Against the Indians on Tuesday night, Aviles was at second base in place of Chris Getz, who was hitting just .174 (4-for-23) since coming off the disabled list on April 30. Aviles, who joined the Royals on May 3 at Chicago, was 10-for-23, a .435 average, with two homers on the trip.
And he kept hitting in the Royals' 8-2 loss to the Indians with a double and a single in four at-bats.
Shortstop Yuniesky Betancourt, after going 0-for-14 in the first four games of the trip at Tampa Bay, was 6-for-19, a .316 average, in the last six games he played.
"For me right now, because of Yuni's production and his coverage and the way he's played defense, [Aviles] is a better fit at second," Hillman said.
Tejeda now living in the strike zone
KANSAS CITY -- After being one of the worst offenders in the Royals' base-on-balls giveaway this season, right-handed reliever Robinson Tejeda has become a model citizen.
Tejeda issued 11 walks over his first 8 1/3 innings in 10 games and had a 12.96 ERA. Prior to Tuesday night's game, he had walked just two in 11 innings over six outings while not allowing an earned run in that span.
Basically, according to manager Trey Hillman, Tejeda has gone back to clicking with the speeded-up delivery that pitching coach Bob McClure has urged him to use since he joined the club in mid-2008.
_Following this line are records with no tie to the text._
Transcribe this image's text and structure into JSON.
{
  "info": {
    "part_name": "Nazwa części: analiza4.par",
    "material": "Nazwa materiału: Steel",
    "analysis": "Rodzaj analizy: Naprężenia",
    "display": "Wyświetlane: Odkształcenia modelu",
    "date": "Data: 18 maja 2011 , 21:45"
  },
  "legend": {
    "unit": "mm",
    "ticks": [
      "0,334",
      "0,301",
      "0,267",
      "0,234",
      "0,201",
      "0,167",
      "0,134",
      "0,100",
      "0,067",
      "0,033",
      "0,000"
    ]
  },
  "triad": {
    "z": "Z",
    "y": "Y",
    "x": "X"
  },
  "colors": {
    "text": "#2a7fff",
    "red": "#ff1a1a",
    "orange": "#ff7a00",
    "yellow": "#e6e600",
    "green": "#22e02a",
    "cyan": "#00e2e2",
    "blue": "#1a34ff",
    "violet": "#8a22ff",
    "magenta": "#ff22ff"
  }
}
"He got to a better arm slot consistently," Hillman said. "That allowed him to get to a better downhill plane, because his arm was quicker, and it allowed him to keep the ball down. Because most of the time when he was throwing balls, it was up and out of the zone. He wasn't bouncing it."
Hillman, of course, has been preaching the evils of the base on balls because his team had given out the second-most in the American League at 139.
The bullpen has been getting better at avoiding walks and he attributes that to one workout change.
"We've made adjustments with all the bullpen guys," Hillman said. "They all are throwing off the mound as of this road trip. There's no flat-ground work anymore. It's all using the incline of the mound."
Grudzielanek glad to be back in Majors
KANSAS CITY -- Mark Grudzielanek, who won a Gold Glove in 2006, one of the three years he spent as the Royals' second baseman, was back in town and in the Indians' lineup on Tuesday night.
Grudzielanek missed the 2009 season after ending his last year with the Royals on the shelf with an ankle injury. He turned down a couple of offers for 2009, then the offers stopped coming and so he stayed home with his wife, Danielle, and sons Bryce and Brody.
"It was awesome being around them, no question about it," Grudzielanek said. "Family is obviously first and most important in my life."
There was a brief midseason trial in the Minnesota organization, but that didn't work out. So it was back to doing the family things, golfing and a trip here and there. Then, last winter, Cleveland called.
"My whole season off was a good, enjoyable year with my family so it was a tough decision coming back," he said.
Yet, even at 39, Grudzielanek felt he had more to give to the game.
"I'm definitely not done," he said. "I still feel really good about everything. My body's held together very nicely. The one thing that year off did was I was able to heal up, I wasn't pounding my body as much."
So he came back this year.
"I have a chance to finish up and do something and end it in the right way and play something not many people can do," Grudzielanek said. "This is a privilege to be in uniform, no question about it. I'm happy to be here and be able to contribute again, and being around the younger guys makes me younger. It's a good feeling."
He has good memories of his time in Kansas City, where he averaged .300 over three years.
"Kansas City will always be close to home for me," he said. "Even when [Allard] Baird was [general manager] and when Dayton [Moore] came in, they were two people who really took care of me. The organization, the Glasses -- I can't say enough about everybody. I really enjoyed my three years here."
Dick Kaegel is a reporter for MLB.com. This story was not subject to the approval of Major League Baseball or its clubs.